■ Data excerpts

***

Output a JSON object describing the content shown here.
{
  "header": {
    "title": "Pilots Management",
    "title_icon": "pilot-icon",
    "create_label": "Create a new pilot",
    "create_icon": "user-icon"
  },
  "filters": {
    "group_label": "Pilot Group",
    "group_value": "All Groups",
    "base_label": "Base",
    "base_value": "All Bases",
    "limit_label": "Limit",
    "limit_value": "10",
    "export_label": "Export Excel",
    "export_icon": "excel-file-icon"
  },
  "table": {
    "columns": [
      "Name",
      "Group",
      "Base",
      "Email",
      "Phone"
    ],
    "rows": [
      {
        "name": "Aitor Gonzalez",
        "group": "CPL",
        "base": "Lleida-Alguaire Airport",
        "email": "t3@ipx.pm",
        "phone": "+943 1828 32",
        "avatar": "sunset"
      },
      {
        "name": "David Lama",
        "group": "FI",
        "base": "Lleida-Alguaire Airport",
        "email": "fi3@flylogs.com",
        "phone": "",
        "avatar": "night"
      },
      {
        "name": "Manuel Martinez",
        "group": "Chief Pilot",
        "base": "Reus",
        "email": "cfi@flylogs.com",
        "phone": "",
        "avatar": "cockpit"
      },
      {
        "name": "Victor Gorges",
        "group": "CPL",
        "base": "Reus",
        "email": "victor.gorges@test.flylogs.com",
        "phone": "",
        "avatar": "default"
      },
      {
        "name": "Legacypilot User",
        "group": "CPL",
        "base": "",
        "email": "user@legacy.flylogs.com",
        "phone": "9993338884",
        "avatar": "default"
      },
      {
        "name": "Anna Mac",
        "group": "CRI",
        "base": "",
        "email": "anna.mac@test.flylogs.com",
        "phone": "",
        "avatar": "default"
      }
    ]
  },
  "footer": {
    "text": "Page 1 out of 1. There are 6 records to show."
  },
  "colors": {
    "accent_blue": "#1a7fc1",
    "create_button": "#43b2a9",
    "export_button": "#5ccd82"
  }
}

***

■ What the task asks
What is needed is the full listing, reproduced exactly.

■ Answer
Output a JSON object describing the content shown here.
{
  "header": {
    "title": "Pilots Management",
    "title_icon": "pilot-icon",
    "create_label": "Create a new pilot",
    "create_icon": "user-icon"
  },
  "filters": {
    "group_label": "Pilot Group",
    "group_value": "All Groups",
    "base_label": "Base",
    "base_value": "All Bases",
    "limit_label": "Limit",
    "limit_value": "10",
    "export_label": "Export Excel",
    "export_icon": "excel-file-icon"
  },
  "table": {
    "columns": [
      "Name",
      "Group",
      "Base",
      "Email",
      "Phone"
    ],
    "rows": [
      {
        "name": "Aitor Gonzalez",
        "group": "CPL",
        "base": "Lleida-Alguaire Airport",
        "email": "t3@ipx.pm",
        "phone": "+943 1828 32",
        "avatar": "sunset"
      },
      {
        "name": "David Lama",
        "group": "FI",
        "base": "Lleida-Alguaire Airport",
        "email": "fi3@flylogs.com",
        "phone": "",
        "avatar": "night"
      },
      {
        "name": "Manuel Martinez",
        "group": "Chief Pilot",
        "base": "Reus",
        "email": "cfi@flylogs.com",
        "phone": "",
        "avatar": "cockpit"
      },
      {
        "name": "Victor Gorges",
        "group": "CPL",
        "base": "Reus",
        "email": "victor.gorges@test.flylogs.com",
        "phone": "",
        "avatar": "default"
      },
      {
        "name": "Legacypilot User",
        "group": "CPL",
        "base": "",
        "email": "user@legacy.flylogs.com",
        "phone": "9993338884",
        "avatar": "default"
      },
      {
        "name": "Anna Mac",
        "group": "CRI",
        "base": "",
        "email": "anna.mac@test.flylogs.com",
        "phone": "",
        "avatar": "default"
      }
    ]
  },
  "footer": {
    "text": "Page 1 out of 1. There are 6 records to show."
  },
  "colors": {
    "accent_blue": "#1a7fc1",
    "create_button": "#43b2a9",
    "export_button": "#5ccd82"
  }
}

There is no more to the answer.